--- START ---

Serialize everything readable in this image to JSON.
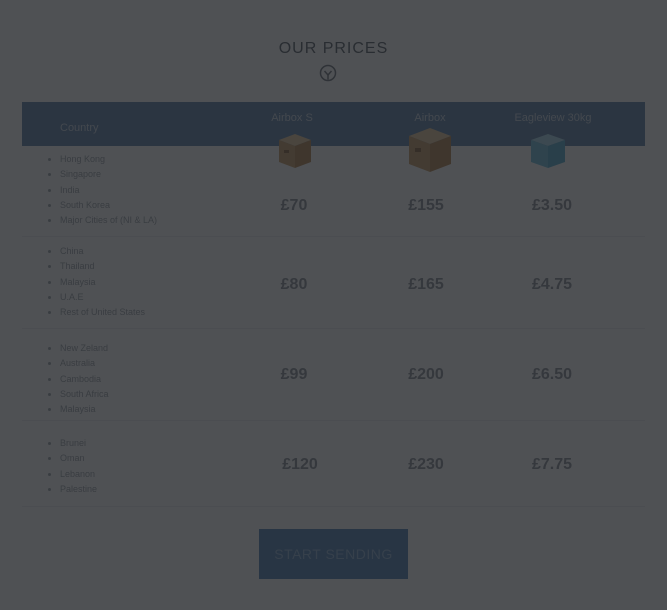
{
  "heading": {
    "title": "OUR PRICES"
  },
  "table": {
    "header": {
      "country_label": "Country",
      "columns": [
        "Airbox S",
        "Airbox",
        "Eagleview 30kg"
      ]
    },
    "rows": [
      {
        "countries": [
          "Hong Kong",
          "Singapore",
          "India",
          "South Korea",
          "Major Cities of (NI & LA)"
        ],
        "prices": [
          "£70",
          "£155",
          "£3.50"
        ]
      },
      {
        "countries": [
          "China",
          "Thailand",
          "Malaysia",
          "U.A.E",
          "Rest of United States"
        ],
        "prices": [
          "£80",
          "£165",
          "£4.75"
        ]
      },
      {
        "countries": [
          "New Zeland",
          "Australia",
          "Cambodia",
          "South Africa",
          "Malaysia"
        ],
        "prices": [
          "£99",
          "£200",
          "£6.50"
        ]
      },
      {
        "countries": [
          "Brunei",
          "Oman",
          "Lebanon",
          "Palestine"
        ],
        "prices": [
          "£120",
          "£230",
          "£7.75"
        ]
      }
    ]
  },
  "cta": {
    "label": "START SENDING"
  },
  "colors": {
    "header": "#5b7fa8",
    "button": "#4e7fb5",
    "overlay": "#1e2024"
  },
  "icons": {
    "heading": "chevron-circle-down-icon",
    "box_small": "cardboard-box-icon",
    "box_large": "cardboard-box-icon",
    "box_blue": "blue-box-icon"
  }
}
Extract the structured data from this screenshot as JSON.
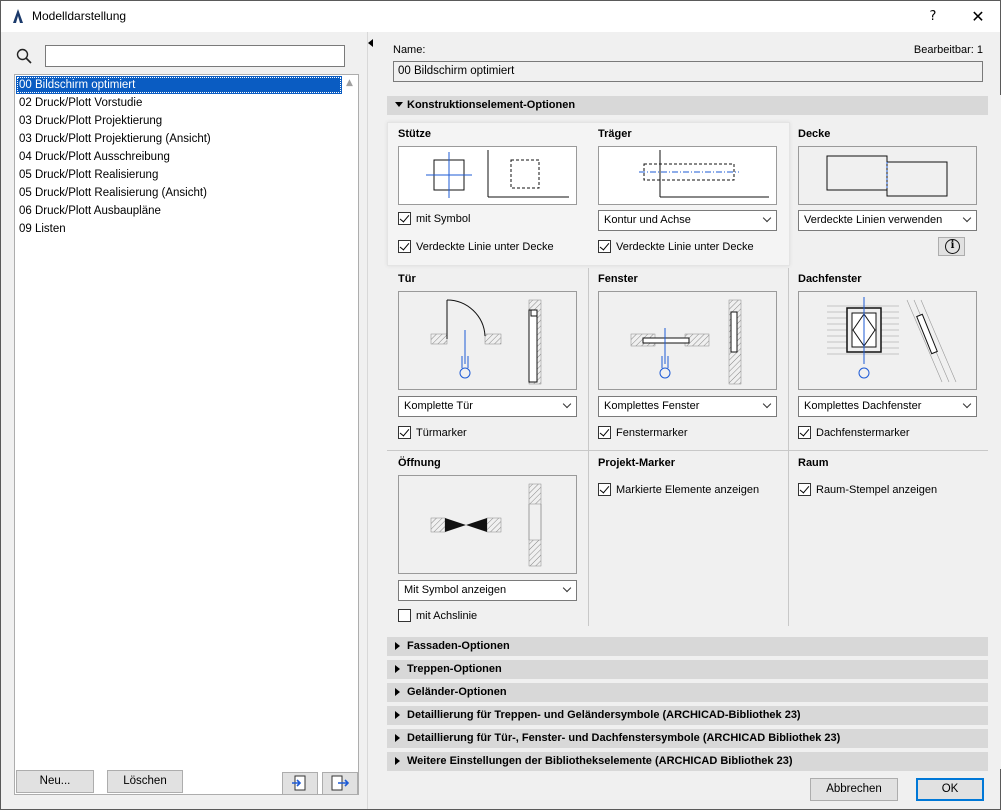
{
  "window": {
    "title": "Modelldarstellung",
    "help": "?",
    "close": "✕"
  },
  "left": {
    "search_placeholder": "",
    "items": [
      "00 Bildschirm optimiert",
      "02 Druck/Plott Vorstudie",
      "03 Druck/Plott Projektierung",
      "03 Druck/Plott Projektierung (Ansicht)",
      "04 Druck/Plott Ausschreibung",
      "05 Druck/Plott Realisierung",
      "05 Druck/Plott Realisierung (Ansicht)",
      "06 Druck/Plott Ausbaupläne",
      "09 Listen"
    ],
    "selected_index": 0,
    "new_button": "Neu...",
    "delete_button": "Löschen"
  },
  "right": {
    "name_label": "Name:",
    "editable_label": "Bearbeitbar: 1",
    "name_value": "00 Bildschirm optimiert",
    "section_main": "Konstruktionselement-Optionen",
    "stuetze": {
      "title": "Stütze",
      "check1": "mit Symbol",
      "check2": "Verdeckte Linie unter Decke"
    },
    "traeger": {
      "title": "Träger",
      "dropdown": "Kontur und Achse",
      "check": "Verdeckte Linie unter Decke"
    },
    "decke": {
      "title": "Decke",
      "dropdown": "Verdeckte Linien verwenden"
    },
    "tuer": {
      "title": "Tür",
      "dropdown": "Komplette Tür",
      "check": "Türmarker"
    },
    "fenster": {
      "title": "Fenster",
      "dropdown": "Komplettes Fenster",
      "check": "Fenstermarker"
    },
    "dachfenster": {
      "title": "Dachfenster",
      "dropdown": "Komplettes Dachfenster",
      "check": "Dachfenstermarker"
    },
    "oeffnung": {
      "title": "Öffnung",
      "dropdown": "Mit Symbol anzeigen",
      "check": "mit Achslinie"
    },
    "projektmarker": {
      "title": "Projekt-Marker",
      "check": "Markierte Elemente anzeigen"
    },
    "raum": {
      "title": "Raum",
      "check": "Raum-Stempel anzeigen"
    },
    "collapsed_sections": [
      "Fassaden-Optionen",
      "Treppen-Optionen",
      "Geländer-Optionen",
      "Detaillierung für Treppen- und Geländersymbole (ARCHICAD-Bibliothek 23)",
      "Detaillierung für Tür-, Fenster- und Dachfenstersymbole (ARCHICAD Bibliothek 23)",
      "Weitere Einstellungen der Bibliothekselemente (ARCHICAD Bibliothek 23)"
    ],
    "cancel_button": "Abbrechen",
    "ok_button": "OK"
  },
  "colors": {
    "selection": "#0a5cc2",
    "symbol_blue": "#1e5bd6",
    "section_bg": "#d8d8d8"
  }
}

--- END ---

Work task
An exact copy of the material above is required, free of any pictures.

Task response
Serialize everything readable in this image to JSON.
{
  "heading": {
    "title": "OUR PRICES"
  },
  "table": {
    "header": {
      "country_label": "Country",
      "columns": [
        "Airbox S",
        "Airbox",
        "Eagleview 30kg"
      ]
    },
    "rows": [
      {
        "countries": [
          "Hong Kong",
          "Singapore",
          "India",
          "South Korea",
          "Major Cities of (NI & LA)"
        ],
        "prices": [
          "£70",
          "£155",
          "£3.50"
        ]
      },
      {
        "countries": [
          "China",
          "Thailand",
          "Malaysia",
          "U.A.E",
          "Rest of United States"
        ],
        "prices": [
          "£80",
          "£165",
          "£4.75"
        ]
      },
      {
        "countries": [
          "New Zeland",
          "Australia",
          "Cambodia",
          "South Africa",
          "Malaysia"
        ],
        "prices": [
          "£99",
          "£200",
          "£6.50"
        ]
      },
      {
        "countries": [
          "Brunei",
          "Oman",
          "Lebanon",
          "Palestine"
        ],
        "prices": [
          "£120",
          "£230",
          "£7.75"
        ]
      }
    ]
  },
  "cta": {
    "label": "START SENDING"
  },
  "colors": {
    "header": "#5b7fa8",
    "button": "#4e7fb5",
    "overlay": "#1e2024"
  },
  "icons": {
    "heading": "chevron-circle-down-icon",
    "box_small": "cardboard-box-icon",
    "box_large": "cardboard-box-icon",
    "box_blue": "blue-box-icon"
  }
}
Extract the structured data from this screenshot as JSON.
{
  "window": {
    "title": "Modelldarstellung",
    "help": "?",
    "close": "✕"
  },
  "left": {
    "search_placeholder": "",
    "items": [
      "00 Bildschirm optimiert",
      "02 Druck/Plott Vorstudie",
      "03 Druck/Plott Projektierung",
      "03 Druck/Plott Projektierung (Ansicht)",
      "04 Druck/Plott Ausschreibung",
      "05 Druck/Plott Realisierung",
      "05 Druck/Plott Realisierung (Ansicht)",
      "06 Druck/Plott Ausbaupläne",
      "09 Listen"
    ],
    "selected_index": 0,
    "new_button": "Neu...",
    "delete_button": "Löschen"
  },
  "right": {
    "name_label": "Name:",
    "editable_label": "Bearbeitbar: 1",
    "name_value": "00 Bildschirm optimiert",
    "section_main": "Konstruktionselement-Optionen",
    "stuetze": {
      "title": "Stütze",
      "check1": "mit Symbol",
      "check2": "Verdeckte Linie unter Decke"
    },
    "traeger": {
      "title": "Träger",
      "dropdown": "Kontur und Achse",
      "check": "Verdeckte Linie unter Decke"
    },
    "decke": {
      "title": "Decke",
      "dropdown": "Verdeckte Linien verwenden"
    },
    "tuer": {
      "title": "Tür",
      "dropdown": "Komplette Tür",
      "check": "Türmarker"
    },
    "fenster": {
      "title": "Fenster",
      "dropdown": "Komplettes Fenster",
      "check": "Fenstermarker"
    },
    "dachfenster": {
      "title": "Dachfenster",
      "dropdown": "Komplettes Dachfenster",
      "check": "Dachfenstermarker"
    },
    "oeffnung": {
      "title": "Öffnung",
      "dropdown": "Mit Symbol anzeigen",
      "check": "mit Achslinie"
    },
    "projektmarker": {
      "title": "Projekt-Marker",
      "check": "Markierte Elemente anzeigen"
    },
    "raum": {
      "title": "Raum",
      "check": "Raum-Stempel anzeigen"
    },
    "collapsed_sections": [
      "Fassaden-Optionen",
      "Treppen-Optionen",
      "Geländer-Optionen",
      "Detaillierung für Treppen- und Geländersymbole (ARCHICAD-Bibliothek 23)",
      "Detaillierung für Tür-, Fenster- und Dachfenstersymbole (ARCHICAD Bibliothek 23)",
      "Weitere Einstellungen der Bibliothekselemente (ARCHICAD Bibliothek 23)"
    ],
    "cancel_button": "Abbrechen",
    "ok_button": "OK"
  },
  "colors": {
    "selection": "#0a5cc2",
    "symbol_blue": "#1e5bd6",
    "section_bg": "#d8d8d8"
  }
}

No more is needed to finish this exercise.